RECORD EXCERPTS |
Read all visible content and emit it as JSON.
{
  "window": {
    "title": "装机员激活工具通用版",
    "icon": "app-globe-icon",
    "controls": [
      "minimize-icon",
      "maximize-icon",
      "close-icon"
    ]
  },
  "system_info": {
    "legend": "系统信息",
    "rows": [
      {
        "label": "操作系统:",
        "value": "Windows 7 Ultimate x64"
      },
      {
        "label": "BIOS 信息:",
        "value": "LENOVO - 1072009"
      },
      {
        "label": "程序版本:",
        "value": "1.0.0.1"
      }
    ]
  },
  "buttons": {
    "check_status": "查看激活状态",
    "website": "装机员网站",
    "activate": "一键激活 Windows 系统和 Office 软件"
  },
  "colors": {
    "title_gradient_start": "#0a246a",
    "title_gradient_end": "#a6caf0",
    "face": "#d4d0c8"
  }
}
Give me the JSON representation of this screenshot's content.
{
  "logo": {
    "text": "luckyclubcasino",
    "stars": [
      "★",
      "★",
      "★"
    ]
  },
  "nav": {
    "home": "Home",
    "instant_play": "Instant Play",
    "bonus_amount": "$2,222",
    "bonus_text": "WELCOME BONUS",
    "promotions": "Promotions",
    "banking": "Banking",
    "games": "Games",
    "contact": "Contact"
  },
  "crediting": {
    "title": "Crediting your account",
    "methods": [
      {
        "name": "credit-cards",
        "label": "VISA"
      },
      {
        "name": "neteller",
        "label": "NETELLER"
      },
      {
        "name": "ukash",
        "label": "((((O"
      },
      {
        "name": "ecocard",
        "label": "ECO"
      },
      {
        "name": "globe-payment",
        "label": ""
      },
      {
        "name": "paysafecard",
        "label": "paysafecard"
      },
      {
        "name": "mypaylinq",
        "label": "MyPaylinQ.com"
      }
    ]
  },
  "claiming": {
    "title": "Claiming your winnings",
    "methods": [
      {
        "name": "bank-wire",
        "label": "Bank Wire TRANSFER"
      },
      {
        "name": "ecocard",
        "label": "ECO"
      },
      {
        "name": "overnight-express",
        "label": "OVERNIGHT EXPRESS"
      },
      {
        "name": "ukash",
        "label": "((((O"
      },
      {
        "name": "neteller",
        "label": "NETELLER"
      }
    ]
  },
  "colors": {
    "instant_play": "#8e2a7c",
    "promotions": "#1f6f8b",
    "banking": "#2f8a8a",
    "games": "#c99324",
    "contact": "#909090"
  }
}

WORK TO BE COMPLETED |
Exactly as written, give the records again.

FINISHED EXERCISE |
Read all visible content and emit it as JSON.
{
  "window": {
    "title": "装机员激活工具通用版",
    "icon": "app-globe-icon",
    "controls": [
      "minimize-icon",
      "maximize-icon",
      "close-icon"
    ]
  },
  "system_info": {
    "legend": "系统信息",
    "rows": [
      {
        "label": "操作系统:",
        "value": "Windows 7 Ultimate x64"
      },
      {
        "label": "BIOS 信息:",
        "value": "LENOVO - 1072009"
      },
      {
        "label": "程序版本:",
        "value": "1.0.0.1"
      }
    ]
  },
  "buttons": {
    "check_status": "查看激活状态",
    "website": "装机员网站",
    "activate": "一键激活 Windows 系统和 Office 软件"
  },
  "colors": {
    "title_gradient_start": "#0a246a",
    "title_gradient_end": "#a6caf0",
    "face": "#d4d0c8"
  }
}
Give me the JSON representation of this screenshot's content.
{
  "logo": {
    "text": "luckyclubcasino",
    "stars": [
      "★",
      "★",
      "★"
    ]
  },
  "nav": {
    "home": "Home",
    "instant_play": "Instant Play",
    "bonus_amount": "$2,222",
    "bonus_text": "WELCOME BONUS",
    "promotions": "Promotions",
    "banking": "Banking",
    "games": "Games",
    "contact": "Contact"
  },
  "crediting": {
    "title": "Crediting your account",
    "methods": [
      {
        "name": "credit-cards",
        "label": "VISA"
      },
      {
        "name": "neteller",
        "label": "NETELLER"
      },
      {
        "name": "ukash",
        "label": "((((O"
      },
      {
        "name": "ecocard",
        "label": "ECO"
      },
      {
        "name": "globe-payment",
        "label": ""
      },
      {
        "name": "paysafecard",
        "label": "paysafecard"
      },
      {
        "name": "mypaylinq",
        "label": "MyPaylinQ.com"
      }
    ]
  },
  "claiming": {
    "title": "Claiming your winnings",
    "methods": [
      {
        "name": "bank-wire",
        "label": "Bank Wire TRANSFER"
      },
      {
        "name": "ecocard",
        "label": "ECO"
      },
      {
        "name": "overnight-express",
        "label": "OVERNIGHT EXPRESS"
      },
      {
        "name": "ukash",
        "label": "((((O"
      },
      {
        "name": "neteller",
        "label": "NETELLER"
      }
    ]
  },
  "colors": {
    "instant_play": "#8e2a7c",
    "promotions": "#1f6f8b",
    "banking": "#2f8a8a",
    "games": "#c99324",
    "contact": "#909090"
  }
}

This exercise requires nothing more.